Reinhold Niebuhr, the son of an immigrant minister, was born in Wright City, Missouri, in 1892. After studying at Eden Theological Seminary and Yale Divinity School, he became in 1915 the pastor of the Bethel Evangelical Church in Detroit, where he took an active role combating racial prejudice and supporting labor’s right to strike. In 1928, Henry Sloane Coffin offered Niebuhr a teaching position at Union Theological Seminary in New York; Niebuhr remained there until his retirement in 1960.
Although Niebuhr continued his social activism while at Union, he also became famous as a writer and as a professor of Applied Christianity. He wrote more than twenty books and 1,500 articles, reviews, and editorials. Among his important topics were liberalism and fundamentalism, and the nature of faith in the light of history and science. Perhaps his most significant contribution to American social ethics was in his rethinking of the social gospel, a religious movement prevalent in early twentieth century American theology that optimistically held that people, through their efforts to reform society, could help God bring his kingdom to Earth in the near future.

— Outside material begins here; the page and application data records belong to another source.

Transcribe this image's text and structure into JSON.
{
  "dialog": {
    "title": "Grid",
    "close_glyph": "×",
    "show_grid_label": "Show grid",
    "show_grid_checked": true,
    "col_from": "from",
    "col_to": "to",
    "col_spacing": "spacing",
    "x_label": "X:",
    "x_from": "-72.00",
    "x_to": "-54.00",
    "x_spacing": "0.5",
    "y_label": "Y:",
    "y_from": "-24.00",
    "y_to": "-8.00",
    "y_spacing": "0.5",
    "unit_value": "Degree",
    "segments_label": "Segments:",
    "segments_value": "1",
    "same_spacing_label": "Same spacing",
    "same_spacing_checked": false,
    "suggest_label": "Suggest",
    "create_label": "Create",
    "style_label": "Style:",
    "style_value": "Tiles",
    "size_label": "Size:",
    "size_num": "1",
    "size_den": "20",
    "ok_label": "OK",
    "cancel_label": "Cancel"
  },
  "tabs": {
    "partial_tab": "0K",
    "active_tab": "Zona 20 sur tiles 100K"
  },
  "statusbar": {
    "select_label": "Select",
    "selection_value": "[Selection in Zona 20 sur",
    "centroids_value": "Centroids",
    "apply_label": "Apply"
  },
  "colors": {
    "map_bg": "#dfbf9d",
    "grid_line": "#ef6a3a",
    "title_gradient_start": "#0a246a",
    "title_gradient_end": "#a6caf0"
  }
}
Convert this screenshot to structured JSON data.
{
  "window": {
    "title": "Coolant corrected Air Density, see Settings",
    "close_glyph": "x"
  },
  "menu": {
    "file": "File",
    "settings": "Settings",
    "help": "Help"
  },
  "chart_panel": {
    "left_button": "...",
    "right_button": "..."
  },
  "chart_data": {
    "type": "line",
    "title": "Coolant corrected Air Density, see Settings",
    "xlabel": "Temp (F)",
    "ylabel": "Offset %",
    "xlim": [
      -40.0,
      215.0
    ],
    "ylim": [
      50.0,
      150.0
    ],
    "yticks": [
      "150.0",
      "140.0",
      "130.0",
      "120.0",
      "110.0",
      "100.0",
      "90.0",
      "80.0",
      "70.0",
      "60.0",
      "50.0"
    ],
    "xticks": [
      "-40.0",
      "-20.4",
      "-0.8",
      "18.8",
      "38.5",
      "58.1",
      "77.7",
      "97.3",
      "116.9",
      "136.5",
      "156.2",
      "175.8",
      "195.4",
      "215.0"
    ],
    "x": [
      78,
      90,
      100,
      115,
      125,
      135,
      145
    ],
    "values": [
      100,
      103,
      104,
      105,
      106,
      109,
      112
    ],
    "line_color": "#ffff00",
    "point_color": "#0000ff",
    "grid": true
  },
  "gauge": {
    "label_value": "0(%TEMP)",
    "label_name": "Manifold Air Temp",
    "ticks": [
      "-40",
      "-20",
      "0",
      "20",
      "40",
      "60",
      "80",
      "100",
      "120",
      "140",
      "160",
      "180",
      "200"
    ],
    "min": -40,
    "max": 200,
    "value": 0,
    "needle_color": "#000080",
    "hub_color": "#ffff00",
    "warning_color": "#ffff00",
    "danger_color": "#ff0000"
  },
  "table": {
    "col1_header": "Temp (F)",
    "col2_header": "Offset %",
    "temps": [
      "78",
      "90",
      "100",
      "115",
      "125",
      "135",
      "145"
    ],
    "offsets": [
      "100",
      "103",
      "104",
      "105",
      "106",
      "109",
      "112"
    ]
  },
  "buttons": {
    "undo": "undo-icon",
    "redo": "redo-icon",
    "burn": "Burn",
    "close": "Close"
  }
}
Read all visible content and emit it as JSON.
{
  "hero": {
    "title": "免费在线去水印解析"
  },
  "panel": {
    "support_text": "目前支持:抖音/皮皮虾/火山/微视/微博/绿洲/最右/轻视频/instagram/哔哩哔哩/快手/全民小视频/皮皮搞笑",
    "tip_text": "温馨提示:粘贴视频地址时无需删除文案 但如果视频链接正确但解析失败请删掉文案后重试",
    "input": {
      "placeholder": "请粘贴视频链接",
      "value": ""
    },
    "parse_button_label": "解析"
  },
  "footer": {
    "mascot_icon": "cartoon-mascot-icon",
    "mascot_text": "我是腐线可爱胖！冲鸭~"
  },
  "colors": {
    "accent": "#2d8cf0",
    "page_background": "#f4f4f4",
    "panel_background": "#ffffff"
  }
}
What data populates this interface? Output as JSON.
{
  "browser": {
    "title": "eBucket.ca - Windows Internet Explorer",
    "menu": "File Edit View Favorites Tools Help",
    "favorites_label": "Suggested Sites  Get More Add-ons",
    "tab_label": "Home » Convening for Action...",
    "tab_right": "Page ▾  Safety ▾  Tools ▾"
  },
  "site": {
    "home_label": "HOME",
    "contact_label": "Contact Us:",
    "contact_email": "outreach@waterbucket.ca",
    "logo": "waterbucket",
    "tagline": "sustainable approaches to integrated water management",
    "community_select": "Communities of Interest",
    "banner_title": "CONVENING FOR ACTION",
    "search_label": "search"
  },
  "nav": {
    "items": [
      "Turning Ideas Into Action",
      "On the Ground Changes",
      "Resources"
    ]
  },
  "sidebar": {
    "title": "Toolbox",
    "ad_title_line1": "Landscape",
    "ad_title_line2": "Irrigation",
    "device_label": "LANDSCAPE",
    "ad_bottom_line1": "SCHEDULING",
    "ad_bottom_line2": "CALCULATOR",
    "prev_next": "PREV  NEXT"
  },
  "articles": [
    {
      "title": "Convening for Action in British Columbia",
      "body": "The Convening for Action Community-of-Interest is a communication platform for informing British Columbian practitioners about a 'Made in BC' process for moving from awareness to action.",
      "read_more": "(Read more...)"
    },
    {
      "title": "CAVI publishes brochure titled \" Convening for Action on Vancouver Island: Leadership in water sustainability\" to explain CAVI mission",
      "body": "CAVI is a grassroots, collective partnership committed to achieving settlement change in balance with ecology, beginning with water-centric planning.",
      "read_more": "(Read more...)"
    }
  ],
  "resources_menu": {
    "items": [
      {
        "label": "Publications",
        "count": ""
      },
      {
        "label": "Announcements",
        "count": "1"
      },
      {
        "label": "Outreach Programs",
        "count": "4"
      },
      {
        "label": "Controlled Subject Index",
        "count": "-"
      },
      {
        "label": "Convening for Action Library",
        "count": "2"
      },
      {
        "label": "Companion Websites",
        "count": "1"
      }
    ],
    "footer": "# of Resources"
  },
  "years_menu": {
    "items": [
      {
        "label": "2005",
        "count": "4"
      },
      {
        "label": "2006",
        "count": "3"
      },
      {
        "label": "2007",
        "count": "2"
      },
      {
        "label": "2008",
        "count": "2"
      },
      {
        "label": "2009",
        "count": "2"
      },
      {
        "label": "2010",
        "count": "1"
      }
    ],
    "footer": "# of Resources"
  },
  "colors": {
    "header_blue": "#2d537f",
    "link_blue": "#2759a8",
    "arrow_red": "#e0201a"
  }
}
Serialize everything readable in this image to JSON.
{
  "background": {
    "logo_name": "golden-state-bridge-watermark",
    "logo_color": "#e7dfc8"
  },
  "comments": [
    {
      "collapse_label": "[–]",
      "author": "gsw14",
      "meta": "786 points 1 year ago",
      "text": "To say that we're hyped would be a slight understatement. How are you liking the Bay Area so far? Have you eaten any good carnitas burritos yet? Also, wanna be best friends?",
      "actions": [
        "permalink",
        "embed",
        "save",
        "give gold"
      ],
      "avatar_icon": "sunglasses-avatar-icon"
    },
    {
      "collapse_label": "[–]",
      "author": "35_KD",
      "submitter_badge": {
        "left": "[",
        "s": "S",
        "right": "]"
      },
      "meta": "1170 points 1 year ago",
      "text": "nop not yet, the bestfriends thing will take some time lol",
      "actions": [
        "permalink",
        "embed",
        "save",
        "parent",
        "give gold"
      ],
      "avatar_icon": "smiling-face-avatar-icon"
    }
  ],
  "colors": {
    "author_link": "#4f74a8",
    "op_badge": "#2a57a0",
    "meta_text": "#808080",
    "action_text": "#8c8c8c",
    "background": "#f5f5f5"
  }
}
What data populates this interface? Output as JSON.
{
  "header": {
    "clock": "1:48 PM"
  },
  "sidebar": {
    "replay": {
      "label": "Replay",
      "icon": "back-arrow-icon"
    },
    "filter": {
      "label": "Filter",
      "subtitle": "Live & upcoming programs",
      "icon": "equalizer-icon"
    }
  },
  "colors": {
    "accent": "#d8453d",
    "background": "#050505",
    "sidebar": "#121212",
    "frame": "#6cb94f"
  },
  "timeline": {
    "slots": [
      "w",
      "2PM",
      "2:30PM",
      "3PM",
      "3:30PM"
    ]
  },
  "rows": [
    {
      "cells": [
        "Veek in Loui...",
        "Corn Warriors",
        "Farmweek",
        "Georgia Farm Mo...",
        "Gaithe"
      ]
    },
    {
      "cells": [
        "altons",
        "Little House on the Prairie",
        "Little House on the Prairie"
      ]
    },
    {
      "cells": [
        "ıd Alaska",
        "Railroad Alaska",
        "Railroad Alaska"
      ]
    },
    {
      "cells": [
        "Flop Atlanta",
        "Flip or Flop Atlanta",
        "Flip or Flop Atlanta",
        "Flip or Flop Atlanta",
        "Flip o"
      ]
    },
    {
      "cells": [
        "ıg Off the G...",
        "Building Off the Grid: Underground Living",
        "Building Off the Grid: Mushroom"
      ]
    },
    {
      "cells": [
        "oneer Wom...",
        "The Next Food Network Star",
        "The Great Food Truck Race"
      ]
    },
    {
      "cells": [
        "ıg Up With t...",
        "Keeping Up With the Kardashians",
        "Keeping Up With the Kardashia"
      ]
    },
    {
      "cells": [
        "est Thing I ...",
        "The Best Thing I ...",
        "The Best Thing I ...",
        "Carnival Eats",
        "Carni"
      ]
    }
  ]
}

Niebuhr did not think that the problems of society could be easily solved, for to him, social decisions presented themselves as choices between relative evils. In his writings, he focused on the limitations imposed by evil. Niebuhr argued that, although individuals were capable of moral behavior and development, nations, corporations, labor unions, and other such collective entities were not, because pride more easily manifested itself in groups.